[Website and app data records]
== Segment start ==
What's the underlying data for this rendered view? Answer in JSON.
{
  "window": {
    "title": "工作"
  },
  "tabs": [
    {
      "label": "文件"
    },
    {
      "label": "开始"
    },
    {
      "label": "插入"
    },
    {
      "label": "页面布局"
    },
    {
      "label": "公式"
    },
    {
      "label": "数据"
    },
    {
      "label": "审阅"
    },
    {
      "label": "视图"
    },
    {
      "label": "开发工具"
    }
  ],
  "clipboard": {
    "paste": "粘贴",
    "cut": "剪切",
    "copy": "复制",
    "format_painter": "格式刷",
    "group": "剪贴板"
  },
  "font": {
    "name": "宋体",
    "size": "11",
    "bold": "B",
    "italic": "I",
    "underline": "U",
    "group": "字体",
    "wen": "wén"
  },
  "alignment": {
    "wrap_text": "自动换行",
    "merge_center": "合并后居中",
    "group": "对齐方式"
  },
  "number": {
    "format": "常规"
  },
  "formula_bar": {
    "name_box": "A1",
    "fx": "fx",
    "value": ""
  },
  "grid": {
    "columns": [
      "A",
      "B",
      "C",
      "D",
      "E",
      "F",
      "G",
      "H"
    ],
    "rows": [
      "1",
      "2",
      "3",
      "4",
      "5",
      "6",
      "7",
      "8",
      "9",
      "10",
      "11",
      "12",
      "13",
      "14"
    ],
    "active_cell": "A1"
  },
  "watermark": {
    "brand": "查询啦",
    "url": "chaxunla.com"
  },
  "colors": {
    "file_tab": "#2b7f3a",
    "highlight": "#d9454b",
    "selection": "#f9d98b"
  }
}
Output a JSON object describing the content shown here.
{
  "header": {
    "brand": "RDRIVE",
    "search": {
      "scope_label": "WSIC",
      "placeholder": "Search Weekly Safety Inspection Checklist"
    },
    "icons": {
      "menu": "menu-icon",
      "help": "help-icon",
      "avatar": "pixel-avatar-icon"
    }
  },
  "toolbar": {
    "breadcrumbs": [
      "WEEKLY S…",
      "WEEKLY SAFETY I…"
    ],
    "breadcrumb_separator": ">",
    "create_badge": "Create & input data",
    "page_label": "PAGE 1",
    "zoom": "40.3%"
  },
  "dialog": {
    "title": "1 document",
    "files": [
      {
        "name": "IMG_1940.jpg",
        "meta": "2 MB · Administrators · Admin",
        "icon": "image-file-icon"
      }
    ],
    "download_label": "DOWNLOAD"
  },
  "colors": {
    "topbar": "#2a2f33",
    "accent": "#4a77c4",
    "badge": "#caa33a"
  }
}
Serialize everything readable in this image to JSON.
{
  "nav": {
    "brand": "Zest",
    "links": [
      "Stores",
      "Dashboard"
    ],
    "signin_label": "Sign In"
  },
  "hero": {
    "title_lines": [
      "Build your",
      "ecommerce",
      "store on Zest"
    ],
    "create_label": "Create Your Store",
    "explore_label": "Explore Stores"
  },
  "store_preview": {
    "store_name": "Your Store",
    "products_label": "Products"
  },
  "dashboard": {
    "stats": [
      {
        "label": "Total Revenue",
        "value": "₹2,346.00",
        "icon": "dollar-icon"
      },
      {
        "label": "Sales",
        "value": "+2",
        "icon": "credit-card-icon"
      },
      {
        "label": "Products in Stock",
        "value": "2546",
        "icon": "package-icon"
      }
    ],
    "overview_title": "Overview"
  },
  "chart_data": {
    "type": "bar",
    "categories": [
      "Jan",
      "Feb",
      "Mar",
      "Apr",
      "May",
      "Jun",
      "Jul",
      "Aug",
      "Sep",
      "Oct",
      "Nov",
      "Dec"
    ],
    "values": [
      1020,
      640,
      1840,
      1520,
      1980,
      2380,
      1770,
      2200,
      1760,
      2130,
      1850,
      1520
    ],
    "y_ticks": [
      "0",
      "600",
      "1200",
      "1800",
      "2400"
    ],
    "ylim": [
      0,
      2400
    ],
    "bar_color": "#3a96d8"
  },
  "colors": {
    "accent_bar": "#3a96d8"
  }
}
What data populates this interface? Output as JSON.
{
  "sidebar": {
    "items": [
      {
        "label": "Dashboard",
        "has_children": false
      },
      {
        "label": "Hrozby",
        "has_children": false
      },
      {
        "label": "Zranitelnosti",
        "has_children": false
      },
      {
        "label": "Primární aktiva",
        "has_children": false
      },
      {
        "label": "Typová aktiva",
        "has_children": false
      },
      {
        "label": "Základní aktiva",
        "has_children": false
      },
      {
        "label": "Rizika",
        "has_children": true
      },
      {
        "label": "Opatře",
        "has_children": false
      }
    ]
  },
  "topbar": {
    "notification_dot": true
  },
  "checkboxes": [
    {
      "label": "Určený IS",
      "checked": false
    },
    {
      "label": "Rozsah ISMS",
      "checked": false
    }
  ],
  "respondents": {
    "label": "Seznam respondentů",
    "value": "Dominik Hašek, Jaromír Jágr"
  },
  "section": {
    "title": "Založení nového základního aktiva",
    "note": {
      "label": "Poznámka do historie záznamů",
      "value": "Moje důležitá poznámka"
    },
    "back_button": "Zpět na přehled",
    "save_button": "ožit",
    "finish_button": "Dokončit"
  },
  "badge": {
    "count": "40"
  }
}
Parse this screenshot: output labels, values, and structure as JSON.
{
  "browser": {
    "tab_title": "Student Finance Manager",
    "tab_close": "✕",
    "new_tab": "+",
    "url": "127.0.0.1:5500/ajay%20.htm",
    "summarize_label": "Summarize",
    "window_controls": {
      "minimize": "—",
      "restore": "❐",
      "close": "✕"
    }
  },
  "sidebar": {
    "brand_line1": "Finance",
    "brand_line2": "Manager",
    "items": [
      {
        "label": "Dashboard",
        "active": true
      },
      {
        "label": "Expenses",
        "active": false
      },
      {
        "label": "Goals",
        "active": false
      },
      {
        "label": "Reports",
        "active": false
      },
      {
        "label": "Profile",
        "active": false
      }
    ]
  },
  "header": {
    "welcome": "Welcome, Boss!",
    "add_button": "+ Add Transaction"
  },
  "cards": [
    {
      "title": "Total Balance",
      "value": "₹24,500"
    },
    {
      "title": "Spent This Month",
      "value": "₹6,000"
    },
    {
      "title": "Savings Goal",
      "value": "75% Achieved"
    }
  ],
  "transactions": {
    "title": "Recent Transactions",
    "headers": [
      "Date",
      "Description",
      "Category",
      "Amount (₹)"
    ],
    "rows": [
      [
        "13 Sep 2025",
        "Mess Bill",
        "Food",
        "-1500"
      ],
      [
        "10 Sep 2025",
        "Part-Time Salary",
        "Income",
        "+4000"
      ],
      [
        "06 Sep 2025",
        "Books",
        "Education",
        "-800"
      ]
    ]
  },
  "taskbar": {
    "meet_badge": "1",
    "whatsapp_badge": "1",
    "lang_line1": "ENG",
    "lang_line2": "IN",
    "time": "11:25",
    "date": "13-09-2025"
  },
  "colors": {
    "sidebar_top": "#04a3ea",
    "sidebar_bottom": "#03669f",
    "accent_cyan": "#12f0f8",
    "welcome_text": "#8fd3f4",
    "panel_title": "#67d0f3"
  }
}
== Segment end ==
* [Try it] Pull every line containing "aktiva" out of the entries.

* [Output]
        "label": "Primární aktiva",
        "label": "Typová aktiva",
        "label": "Základní aktiva",
    "title": "Založení nového základního aktiva",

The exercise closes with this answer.